WHAT TO PRODUCE
Only lines containing the word "JSON" are needed; pull them out of the material.

%%

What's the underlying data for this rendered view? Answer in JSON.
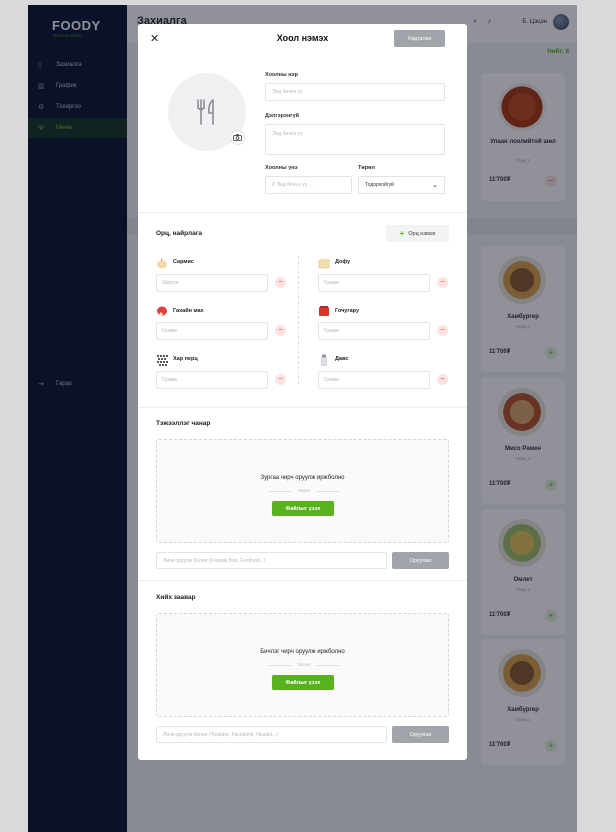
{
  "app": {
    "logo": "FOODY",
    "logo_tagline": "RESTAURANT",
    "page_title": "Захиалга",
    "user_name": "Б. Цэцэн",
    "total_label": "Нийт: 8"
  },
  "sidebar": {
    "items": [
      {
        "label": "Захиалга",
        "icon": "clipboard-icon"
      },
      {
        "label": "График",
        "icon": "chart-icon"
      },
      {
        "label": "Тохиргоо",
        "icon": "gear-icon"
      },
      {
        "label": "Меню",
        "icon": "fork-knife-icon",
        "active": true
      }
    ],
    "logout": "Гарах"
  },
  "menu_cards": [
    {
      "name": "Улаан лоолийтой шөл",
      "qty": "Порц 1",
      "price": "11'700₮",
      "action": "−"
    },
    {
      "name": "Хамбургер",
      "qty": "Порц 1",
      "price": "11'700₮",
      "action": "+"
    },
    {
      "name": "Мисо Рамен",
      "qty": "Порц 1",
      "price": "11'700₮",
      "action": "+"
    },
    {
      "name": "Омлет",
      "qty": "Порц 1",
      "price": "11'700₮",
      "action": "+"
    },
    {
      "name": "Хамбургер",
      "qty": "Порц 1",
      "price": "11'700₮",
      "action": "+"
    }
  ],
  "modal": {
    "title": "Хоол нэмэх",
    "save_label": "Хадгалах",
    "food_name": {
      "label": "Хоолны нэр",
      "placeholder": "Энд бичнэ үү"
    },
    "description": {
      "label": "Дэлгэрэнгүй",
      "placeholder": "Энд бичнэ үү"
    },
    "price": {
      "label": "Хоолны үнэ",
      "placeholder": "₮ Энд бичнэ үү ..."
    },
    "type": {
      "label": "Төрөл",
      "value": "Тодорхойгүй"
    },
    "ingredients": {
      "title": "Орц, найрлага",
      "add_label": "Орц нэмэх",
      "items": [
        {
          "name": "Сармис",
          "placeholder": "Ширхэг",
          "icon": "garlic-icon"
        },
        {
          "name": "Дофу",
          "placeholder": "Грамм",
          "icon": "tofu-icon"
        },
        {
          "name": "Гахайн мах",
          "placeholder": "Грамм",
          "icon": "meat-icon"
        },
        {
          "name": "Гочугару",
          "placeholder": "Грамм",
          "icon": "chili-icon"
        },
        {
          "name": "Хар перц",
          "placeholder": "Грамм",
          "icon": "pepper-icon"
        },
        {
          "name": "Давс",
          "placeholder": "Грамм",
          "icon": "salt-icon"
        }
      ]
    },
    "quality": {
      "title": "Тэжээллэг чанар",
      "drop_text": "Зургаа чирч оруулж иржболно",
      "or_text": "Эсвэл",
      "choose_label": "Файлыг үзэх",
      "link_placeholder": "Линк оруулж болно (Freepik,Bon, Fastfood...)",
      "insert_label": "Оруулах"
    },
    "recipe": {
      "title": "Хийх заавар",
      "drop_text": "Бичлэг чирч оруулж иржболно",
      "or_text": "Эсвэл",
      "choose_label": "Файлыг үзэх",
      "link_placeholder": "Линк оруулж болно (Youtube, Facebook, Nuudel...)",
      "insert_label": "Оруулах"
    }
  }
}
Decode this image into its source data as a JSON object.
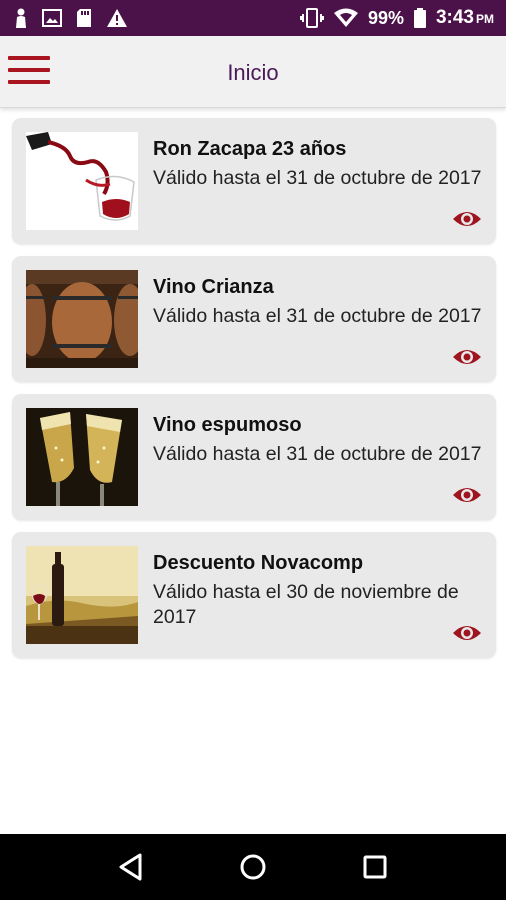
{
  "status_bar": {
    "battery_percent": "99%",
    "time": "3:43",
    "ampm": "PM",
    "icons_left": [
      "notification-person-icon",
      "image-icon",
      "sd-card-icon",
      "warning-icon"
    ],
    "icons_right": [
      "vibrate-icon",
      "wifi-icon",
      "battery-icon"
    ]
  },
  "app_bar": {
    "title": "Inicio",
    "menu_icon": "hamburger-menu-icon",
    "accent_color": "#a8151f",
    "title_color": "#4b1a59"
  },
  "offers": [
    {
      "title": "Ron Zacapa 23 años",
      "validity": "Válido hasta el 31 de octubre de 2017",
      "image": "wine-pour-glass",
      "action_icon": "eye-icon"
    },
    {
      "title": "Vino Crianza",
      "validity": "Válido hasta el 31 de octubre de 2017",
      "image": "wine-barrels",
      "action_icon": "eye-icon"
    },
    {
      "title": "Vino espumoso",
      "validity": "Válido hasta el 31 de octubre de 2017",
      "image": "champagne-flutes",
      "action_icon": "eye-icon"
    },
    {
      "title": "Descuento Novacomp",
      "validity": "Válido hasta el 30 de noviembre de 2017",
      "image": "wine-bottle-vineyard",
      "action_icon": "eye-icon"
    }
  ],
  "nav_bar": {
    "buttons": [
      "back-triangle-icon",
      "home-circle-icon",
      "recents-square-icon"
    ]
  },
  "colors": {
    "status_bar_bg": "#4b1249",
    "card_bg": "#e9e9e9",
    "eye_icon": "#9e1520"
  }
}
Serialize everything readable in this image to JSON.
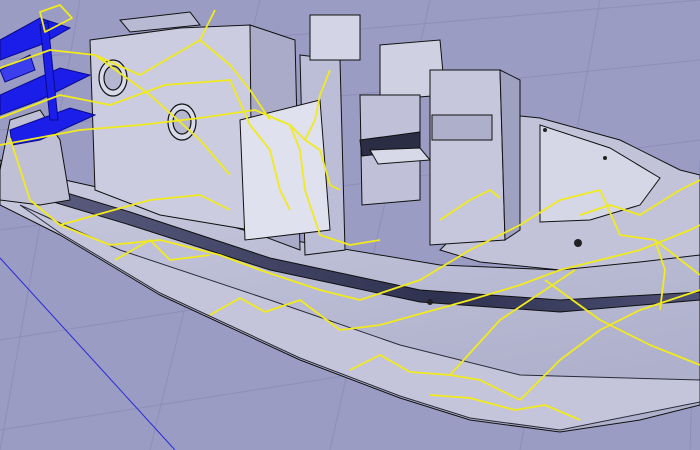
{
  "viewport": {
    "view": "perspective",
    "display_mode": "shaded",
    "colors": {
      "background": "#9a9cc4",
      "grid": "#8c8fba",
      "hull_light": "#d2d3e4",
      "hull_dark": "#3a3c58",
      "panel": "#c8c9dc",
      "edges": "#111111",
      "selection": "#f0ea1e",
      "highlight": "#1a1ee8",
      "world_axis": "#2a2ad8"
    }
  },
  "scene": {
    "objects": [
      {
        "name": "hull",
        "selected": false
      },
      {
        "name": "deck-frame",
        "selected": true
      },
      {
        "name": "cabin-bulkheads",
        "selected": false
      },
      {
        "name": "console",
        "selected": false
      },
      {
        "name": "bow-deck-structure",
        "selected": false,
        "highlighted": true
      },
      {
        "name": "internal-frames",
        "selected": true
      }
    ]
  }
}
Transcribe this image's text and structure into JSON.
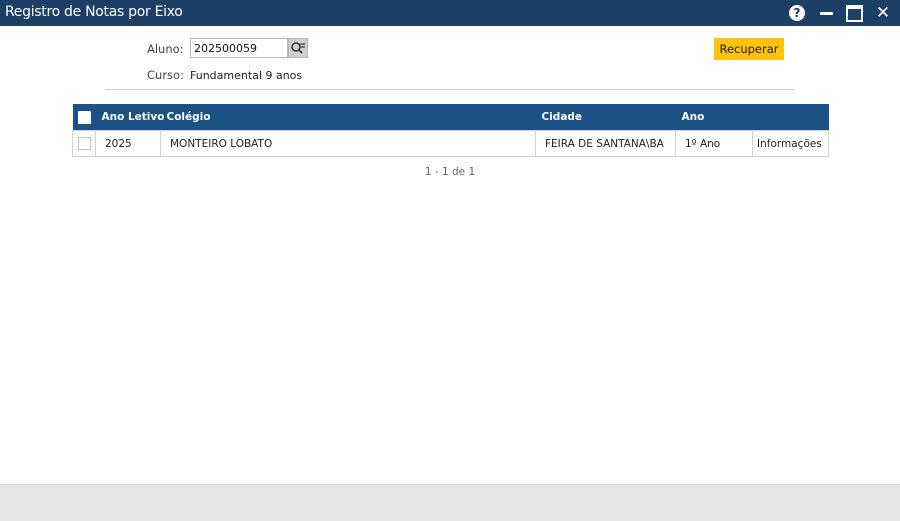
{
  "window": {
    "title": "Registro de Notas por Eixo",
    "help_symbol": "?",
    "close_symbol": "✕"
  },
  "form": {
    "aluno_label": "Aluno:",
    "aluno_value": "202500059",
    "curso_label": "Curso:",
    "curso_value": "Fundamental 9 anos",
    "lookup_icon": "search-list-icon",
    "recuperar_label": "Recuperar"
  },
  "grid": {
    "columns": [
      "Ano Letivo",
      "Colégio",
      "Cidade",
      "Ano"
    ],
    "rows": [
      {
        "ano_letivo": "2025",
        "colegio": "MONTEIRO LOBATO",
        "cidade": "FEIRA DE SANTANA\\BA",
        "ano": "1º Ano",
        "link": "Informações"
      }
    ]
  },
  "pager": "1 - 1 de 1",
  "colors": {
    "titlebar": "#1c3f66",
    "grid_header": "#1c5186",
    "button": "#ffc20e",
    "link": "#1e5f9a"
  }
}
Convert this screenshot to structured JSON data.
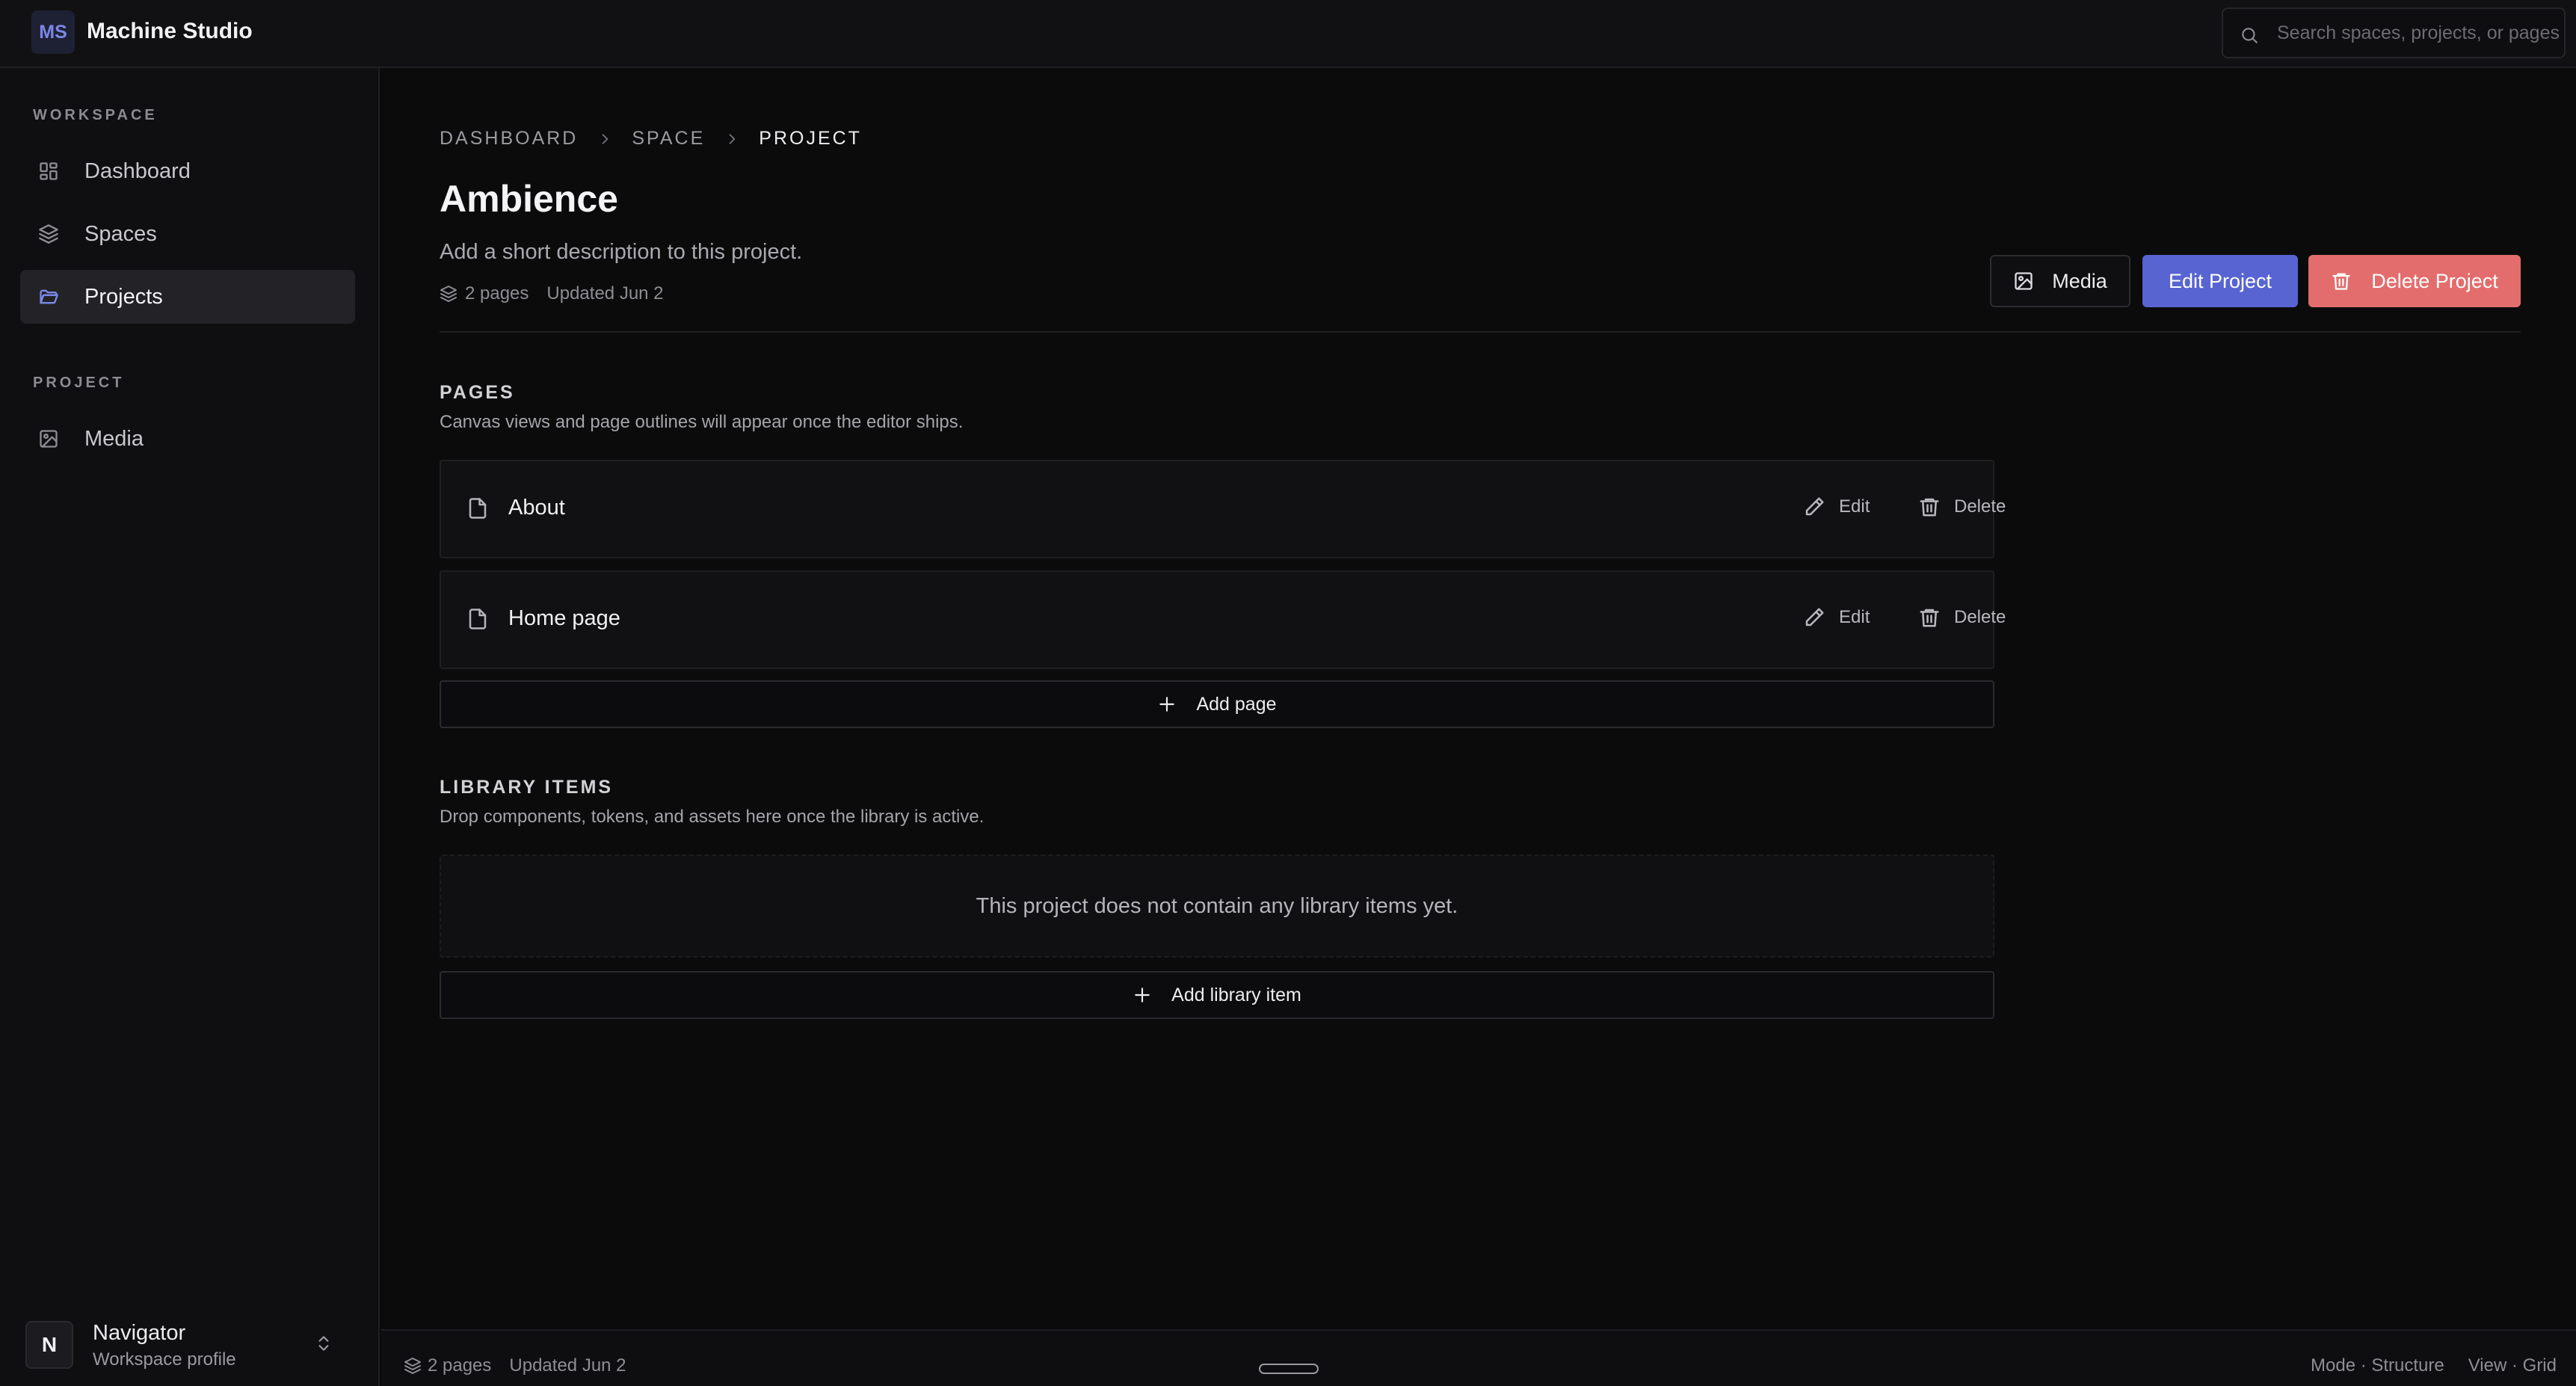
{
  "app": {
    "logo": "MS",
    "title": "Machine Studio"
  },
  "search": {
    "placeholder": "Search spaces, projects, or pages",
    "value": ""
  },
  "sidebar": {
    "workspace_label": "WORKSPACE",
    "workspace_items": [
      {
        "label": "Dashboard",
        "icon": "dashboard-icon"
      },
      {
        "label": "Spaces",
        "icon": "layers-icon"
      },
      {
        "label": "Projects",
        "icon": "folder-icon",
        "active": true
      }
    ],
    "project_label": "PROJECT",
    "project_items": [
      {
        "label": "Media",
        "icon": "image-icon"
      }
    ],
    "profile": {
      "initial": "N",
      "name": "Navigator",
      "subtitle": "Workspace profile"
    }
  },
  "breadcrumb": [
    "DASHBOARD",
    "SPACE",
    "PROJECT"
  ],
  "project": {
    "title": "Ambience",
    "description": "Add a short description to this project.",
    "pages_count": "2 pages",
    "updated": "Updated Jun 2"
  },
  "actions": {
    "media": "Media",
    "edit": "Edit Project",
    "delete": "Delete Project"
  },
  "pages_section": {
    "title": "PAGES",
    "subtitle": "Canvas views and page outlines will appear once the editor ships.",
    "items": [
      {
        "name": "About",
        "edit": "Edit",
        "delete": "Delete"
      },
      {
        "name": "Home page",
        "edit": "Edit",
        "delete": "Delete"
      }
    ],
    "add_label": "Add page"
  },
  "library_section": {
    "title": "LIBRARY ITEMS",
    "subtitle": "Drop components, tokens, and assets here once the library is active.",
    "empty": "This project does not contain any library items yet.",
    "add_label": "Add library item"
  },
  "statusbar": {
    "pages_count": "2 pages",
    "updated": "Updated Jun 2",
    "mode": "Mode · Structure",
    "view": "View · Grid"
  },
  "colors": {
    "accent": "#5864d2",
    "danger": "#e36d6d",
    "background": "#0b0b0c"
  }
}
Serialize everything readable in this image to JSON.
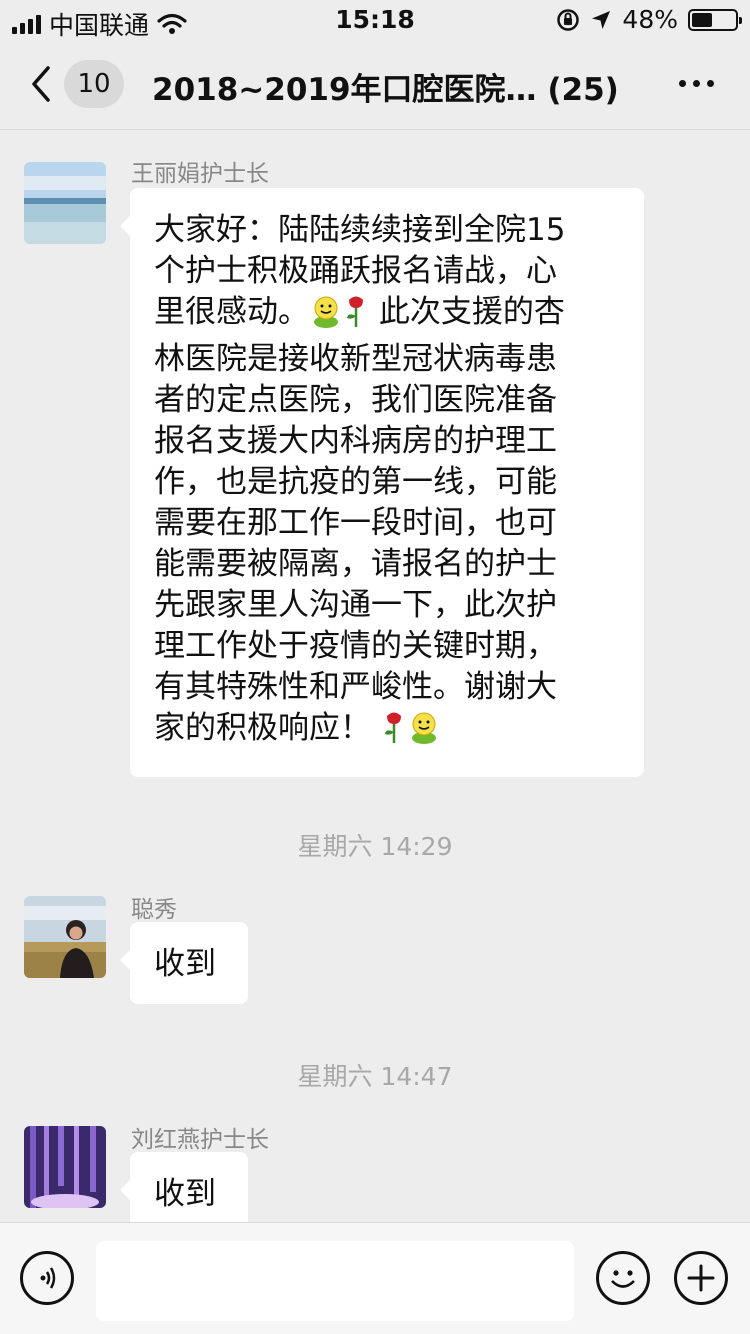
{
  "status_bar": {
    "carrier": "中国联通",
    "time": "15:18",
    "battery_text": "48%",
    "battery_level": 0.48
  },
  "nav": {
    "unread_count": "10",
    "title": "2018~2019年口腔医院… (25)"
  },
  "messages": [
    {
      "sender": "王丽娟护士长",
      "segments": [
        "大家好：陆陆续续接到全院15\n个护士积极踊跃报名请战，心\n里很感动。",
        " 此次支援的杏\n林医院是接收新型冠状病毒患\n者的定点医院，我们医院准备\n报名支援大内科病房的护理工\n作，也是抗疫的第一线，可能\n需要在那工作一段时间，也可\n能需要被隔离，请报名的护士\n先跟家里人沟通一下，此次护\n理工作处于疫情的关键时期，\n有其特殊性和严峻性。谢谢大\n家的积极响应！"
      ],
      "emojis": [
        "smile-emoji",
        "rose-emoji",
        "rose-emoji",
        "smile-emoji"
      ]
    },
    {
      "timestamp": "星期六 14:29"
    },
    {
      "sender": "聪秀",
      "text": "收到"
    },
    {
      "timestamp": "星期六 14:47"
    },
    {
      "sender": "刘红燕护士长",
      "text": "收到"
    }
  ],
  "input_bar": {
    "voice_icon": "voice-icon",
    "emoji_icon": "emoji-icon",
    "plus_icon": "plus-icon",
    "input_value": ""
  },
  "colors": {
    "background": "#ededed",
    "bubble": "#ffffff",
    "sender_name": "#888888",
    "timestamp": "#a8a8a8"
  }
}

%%

TASK ANSWER
What's the underlying data for this rendered view? Answer in JSON.
Decode this image into its source data as a JSON object.
Serialize everything readable in this image to JSON.
Transcribe this image's text and structure into JSON.
Convert this screenshot to structured JSON data.
Serialize everything readable in this image to JSON.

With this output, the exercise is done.